## [WHAT YOU WILL DO]
Check each line of the listing for the string "window". Copy those where it appears.

=== Section Start ===

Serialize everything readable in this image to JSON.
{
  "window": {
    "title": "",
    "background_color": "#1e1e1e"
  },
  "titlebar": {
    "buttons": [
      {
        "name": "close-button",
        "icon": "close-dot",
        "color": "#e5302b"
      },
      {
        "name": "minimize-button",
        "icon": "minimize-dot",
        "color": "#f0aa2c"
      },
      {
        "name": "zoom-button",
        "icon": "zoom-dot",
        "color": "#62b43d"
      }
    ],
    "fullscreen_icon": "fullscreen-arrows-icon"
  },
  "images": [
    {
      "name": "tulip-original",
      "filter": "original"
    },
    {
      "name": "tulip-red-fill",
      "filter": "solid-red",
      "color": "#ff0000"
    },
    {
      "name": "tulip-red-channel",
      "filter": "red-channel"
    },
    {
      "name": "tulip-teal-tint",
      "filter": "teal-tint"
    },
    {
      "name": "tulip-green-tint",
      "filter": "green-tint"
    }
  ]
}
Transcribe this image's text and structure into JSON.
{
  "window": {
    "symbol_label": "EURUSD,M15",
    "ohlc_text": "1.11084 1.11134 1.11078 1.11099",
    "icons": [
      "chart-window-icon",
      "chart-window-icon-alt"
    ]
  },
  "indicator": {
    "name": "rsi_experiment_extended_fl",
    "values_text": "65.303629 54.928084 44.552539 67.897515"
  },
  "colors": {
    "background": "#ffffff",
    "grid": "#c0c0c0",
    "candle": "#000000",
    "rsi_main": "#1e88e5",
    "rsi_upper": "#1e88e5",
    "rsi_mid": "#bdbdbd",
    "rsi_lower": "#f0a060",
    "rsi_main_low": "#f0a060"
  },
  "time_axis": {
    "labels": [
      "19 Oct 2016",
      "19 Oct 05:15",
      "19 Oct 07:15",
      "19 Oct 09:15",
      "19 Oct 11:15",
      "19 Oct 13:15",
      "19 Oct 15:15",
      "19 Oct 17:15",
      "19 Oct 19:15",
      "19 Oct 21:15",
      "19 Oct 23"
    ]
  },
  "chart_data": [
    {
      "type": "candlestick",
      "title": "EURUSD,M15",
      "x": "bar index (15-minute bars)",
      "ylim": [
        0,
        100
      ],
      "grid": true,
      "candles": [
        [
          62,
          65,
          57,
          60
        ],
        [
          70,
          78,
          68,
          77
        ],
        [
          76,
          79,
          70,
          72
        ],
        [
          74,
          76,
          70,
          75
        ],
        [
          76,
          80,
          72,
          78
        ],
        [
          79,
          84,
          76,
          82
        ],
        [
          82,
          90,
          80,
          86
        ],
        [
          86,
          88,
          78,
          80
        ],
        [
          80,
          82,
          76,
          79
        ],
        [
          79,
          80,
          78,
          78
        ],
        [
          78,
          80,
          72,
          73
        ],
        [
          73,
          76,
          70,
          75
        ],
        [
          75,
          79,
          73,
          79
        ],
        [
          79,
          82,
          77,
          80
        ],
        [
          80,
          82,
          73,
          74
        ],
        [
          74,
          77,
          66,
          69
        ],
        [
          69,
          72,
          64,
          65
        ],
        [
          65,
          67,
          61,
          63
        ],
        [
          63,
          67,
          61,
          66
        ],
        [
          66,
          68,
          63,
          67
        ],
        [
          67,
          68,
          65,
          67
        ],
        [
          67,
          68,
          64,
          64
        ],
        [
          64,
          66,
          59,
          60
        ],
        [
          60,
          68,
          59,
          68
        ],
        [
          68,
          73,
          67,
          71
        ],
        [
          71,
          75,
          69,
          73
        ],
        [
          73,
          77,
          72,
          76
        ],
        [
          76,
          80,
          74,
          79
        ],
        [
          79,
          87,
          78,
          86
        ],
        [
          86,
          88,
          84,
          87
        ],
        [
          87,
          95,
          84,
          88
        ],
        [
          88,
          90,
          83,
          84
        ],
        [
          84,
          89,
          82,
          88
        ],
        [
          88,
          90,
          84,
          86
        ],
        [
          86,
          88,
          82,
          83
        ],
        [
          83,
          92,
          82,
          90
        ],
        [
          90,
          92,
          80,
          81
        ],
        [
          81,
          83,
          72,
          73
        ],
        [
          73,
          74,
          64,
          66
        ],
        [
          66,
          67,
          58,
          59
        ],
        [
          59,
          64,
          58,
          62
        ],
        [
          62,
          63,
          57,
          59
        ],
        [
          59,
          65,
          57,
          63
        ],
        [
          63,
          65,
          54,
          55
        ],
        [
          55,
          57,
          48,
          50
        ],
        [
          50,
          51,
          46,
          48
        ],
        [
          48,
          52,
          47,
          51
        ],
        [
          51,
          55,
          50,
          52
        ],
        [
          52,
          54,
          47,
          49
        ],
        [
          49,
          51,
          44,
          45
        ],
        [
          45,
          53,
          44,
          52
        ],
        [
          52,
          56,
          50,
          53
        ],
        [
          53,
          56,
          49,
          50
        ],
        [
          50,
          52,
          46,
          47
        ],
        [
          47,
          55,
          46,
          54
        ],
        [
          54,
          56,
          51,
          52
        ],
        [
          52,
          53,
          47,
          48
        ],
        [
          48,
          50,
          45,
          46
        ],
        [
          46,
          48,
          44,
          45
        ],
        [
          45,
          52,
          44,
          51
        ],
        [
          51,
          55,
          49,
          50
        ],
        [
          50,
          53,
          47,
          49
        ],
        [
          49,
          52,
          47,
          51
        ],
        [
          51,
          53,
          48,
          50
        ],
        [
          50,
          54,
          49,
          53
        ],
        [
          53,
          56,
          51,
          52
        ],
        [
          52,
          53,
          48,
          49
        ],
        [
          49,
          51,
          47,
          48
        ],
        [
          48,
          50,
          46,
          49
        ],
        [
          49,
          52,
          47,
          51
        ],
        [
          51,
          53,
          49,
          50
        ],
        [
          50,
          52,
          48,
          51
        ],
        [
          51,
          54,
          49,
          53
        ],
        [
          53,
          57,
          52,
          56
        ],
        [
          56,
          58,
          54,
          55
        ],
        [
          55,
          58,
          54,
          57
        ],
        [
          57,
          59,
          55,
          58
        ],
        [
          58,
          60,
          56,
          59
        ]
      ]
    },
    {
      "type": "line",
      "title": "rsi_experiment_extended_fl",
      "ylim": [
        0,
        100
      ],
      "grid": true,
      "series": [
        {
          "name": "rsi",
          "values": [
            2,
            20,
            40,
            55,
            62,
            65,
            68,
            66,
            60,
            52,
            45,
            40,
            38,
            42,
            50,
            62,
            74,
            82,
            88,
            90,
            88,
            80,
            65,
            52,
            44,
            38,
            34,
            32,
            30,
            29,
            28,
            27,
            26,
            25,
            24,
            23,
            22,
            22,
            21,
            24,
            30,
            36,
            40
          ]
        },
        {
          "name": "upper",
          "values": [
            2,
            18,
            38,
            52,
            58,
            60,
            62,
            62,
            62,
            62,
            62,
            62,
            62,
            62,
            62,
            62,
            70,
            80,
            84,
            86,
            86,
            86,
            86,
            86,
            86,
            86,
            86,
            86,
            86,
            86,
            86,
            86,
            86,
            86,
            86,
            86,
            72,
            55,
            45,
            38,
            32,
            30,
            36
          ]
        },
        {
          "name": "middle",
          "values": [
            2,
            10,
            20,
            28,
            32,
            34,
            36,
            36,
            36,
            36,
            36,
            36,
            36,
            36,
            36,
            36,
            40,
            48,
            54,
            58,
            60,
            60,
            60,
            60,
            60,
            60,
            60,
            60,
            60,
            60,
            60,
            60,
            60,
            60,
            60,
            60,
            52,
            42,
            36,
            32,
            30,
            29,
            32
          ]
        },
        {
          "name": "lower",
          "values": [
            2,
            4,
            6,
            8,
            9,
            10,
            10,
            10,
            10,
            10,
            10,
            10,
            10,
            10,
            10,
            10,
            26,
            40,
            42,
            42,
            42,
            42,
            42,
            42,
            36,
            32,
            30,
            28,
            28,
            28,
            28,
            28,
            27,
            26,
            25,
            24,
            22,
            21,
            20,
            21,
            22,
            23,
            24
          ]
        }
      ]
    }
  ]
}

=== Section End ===

## [ANSWER TO THIS PROBLEM]
  "window": {
  "window": {
      "chart-window-icon",
      "chart-window-icon-alt"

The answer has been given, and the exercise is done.